WORK REQUEST » From the line containing "Serialize everything readable" onward to the last line of the data below, copy each line exactly and add nothing.

DATA FOR THE TASK »
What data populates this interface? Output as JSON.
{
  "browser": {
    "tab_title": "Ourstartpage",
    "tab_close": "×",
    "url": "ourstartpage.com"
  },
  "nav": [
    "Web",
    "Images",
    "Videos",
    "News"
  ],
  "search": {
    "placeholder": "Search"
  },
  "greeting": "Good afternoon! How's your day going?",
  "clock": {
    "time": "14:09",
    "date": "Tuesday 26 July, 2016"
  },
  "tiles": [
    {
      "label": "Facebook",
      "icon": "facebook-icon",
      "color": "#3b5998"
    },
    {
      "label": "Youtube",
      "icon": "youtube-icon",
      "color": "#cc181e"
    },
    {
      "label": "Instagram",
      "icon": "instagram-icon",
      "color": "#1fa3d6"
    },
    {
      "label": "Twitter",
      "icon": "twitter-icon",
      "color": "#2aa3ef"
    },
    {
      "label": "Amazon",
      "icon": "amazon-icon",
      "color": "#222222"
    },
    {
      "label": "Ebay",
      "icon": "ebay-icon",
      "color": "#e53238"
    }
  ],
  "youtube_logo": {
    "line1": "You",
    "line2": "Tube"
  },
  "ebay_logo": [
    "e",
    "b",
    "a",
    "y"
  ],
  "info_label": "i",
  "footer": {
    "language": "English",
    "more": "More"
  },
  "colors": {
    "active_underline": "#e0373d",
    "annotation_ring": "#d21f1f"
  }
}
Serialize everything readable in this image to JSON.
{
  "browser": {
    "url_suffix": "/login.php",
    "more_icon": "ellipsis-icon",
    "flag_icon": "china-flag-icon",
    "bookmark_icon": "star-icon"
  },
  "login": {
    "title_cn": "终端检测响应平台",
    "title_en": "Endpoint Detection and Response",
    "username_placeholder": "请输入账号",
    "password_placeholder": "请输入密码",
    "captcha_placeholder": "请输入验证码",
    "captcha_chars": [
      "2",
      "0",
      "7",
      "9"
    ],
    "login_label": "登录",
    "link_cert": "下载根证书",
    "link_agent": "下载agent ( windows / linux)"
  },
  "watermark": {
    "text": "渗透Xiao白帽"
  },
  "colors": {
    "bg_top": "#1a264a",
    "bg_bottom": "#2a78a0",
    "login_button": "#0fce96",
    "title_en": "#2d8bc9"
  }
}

YOUR SOLUTION »
Serialize everything readable in this image to JSON.
{
  "browser": {
    "url_suffix": "/login.php",
    "more_icon": "ellipsis-icon",
    "flag_icon": "china-flag-icon",
    "bookmark_icon": "star-icon"
  },
  "login": {
    "title_cn": "终端检测响应平台",
    "title_en": "Endpoint Detection and Response",
    "username_placeholder": "请输入账号",
    "password_placeholder": "请输入密码",
    "captcha_placeholder": "请输入验证码",
    "captcha_chars": [
      "2",
      "0",
      "7",
      "9"
    ],
    "login_label": "登录",
    "link_cert": "下载根证书",
    "link_agent": "下载agent ( windows / linux)"
  },
  "watermark": {
    "text": "渗透Xiao白帽"
  },
  "colors": {
    "bg_top": "#1a264a",
    "bg_bottom": "#2a78a0",
    "login_button": "#0fce96",
    "title_en": "#2d8bc9"
  }
}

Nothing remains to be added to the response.